Tiny 'Micro-Apartments' Touted for U.S. Cities
How much living space do you really need?
Forget all that room for frivolous furniture and dinner parties. A California company argues that so-called "micro-apartments" offer all the space people really need.
The company, Smartspace, is offering 300-square-foot apartments in San Francisco priced at $1,600 a month. In ultra-expensive San Francisco, that is considered a good deal.
The apartments are cleverly designed to offer all the basic necessities, without using much space. A bed folds down from the wall and table tops pop out to open up space.
The designs are not for everyone, the company acknowledges. But they certainly address the growing need for affordable accommodations in many cities. And Asia and European cities have been offering tiny, overpriced apartments for years.
The company is certainly not alone in touting micro-apartments.
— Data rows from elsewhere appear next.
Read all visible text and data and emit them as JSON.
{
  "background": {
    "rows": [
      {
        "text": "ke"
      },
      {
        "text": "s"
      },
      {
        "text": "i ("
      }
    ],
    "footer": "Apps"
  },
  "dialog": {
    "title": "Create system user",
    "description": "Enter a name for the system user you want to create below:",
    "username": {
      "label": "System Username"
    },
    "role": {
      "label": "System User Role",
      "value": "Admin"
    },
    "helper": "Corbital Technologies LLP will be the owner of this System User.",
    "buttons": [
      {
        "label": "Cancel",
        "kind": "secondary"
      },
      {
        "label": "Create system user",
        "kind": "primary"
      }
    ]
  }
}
In January, New York Mayor Michael Bloomberg announced the winner of a city competition to design a build comprised of nothing but micro-apartments. The winning design will feature 55 units ranging from 250 to 370 square feet.
"Small as it might be, the winning design was chosen for the way that it maximized light, airiness and storage space through the use of 9-foot-high ceilings, large windows, lofts and Juliet balconies," The New York Times
Mayor Bloomberg said he hopes the design competition will spark a wave of tiny apartment complexes.
"We have a shortfall now of 800,000, and it's only going to get worse," Mr. Bloomberg said. "This is going to be a big problem for cities with young people."
"CBS This Morning
" featured the Smartspace design in San Francisco: